Clint Eastwood, born 1930 Here's another actor with a fistful of roles that could have landed him on this list, but for the sake of brevity we'll just focus on Clint Eastwood as Bill Munny in Unforgiven. In it he plays a retired gunslinger who is legendary not for his heroic acts but for being a cold-blooded mercenary. Like all old-timers, he just wants to live out his life on his small ranch, but he ends up getting dragged back in for one last assignment. And then what happens? A lot of people get shot in the heart. Judi Dench, born 1934 Okay, so Judi Dench's M in the James Bond series isn't exactly known for popping caps in a bunch of other spies, but don't let that lull you into thinking she's not dangerous. Hers is one of the few roles of its kind considering M actually gets meaner the older she gets. She may not always be on the frontlines, but she's still making decisions that result in the deaths of countless terrorists, which is alright in my book.

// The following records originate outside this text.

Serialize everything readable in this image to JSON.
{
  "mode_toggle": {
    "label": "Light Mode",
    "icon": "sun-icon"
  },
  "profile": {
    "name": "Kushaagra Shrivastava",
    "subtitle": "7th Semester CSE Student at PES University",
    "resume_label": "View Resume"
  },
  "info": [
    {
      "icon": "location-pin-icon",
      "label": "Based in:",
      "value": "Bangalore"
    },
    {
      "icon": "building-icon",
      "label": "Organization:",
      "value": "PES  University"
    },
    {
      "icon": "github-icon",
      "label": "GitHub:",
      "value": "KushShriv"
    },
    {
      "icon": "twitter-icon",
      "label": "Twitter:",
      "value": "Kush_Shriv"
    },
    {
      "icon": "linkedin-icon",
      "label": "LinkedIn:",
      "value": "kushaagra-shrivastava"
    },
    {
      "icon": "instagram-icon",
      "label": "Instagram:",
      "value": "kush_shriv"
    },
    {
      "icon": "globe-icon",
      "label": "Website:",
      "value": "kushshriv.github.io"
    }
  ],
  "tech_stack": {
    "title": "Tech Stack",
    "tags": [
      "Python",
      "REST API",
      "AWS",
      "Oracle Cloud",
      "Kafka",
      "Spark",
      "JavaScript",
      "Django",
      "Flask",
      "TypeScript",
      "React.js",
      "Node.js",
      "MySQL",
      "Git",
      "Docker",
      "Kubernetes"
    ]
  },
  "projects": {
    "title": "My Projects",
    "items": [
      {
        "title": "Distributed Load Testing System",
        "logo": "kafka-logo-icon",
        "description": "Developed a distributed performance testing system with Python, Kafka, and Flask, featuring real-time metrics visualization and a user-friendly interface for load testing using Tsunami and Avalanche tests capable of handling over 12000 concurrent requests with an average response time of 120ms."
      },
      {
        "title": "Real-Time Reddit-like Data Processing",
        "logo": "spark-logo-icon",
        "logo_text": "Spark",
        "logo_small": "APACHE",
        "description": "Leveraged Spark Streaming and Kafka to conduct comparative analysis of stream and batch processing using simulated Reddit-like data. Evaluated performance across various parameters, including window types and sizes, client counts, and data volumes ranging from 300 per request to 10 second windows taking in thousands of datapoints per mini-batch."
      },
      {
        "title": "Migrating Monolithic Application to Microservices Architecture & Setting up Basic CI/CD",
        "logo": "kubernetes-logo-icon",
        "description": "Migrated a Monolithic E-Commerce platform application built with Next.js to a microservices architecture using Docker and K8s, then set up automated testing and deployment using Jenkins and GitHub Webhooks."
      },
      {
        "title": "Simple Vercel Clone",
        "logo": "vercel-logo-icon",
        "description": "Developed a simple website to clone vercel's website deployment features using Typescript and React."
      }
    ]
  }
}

Sam Elliott, born 1944 Sam Elliott, a man with one of the most distinctive voices in Hollywood, hasn't taken on a ton of action roles in his later years, but even when he is playing a Southern gentlemen, he does it with a kind of extreme confidence you only see from people who know how to throw down. There is one particular role, however, in which Elliott breaks from his softer side and shows why exactly he is such a badass: Sgt. Maj. Basil Plumley in We Were Soldiers. In it he plays a Vietnam soldier whose idea of a pep talk is to say, "Col. Custer was a pussy." Old people don't get much more hardcore than that. Wilford Brimley, born 1934 Wilford Brimley is a killing machine. Yes, he's now the comforting old codger that sells your grandparents life insurance and fiber supplements on TV, but back in the day he was ruthless. You couldn't last a few days at a research station in the Arctic with a Thing running around without having Brimley lose his grip on reality, barricade himself in a science lab and start shooting at his friends. That's a special kind of crazy, and I love him for it. Mel Gibson, born 1956 Edge of Darkness is one of the most ass-kicking movies of the year, which is astounding considering this year also included a movie called Kick-Ass. It's all a testament to how intimidating Mel Gibson is when he's in full-on gruff mode. When most old people get like this, they're simply unpleasant to be around because of all the complaining. When Mel Gibson gets pissed off, though, he shoots people and then pours radiation down their throats. Liam Neeson, born 1952 I love Taken more than I love oxygen, and I need that stuff to live. That is predominantly due to how on-point Liam Neeson is when it comes to, well, dominating people. The man is built like an oak tree and looks perfectly at home whether he's traumatizing someone's trachea or shooting them in the back. He will do anything to get what he wants, including putting a round in the shoulder of an innocent wife just to make a point. Stephen Lang, born 1952 Say what you will about Avatar and how paper-thin the characters and story structure are, but there's no denying that Stephen Lang is great as Col. Quaritch. The man struts around an entire alien planet like he owns the place -- he doesn't even use a gas mask half the time because he can't be bothered by such trivial things as a poisonous atmosphere. He carries himself with a totally convincing ex-military air. And, best yet, he looks like he could break your spine just by shaking your hand. Estelle Getty, born 1923 Okay, I know I'm breaking my own rules by ending the list with a person who is sadly no longer with us, but I just have to give Estelle Getty a spot on here. She may not be as intimidating as some of her cohorts on this list. She may look tiny and frail. She may even be dead. None of that matters, though, because she starred in Stop or My Mom Will Shoot. That's the only title on this list that not only alludes to a character's edge but is an actual threat, to boot.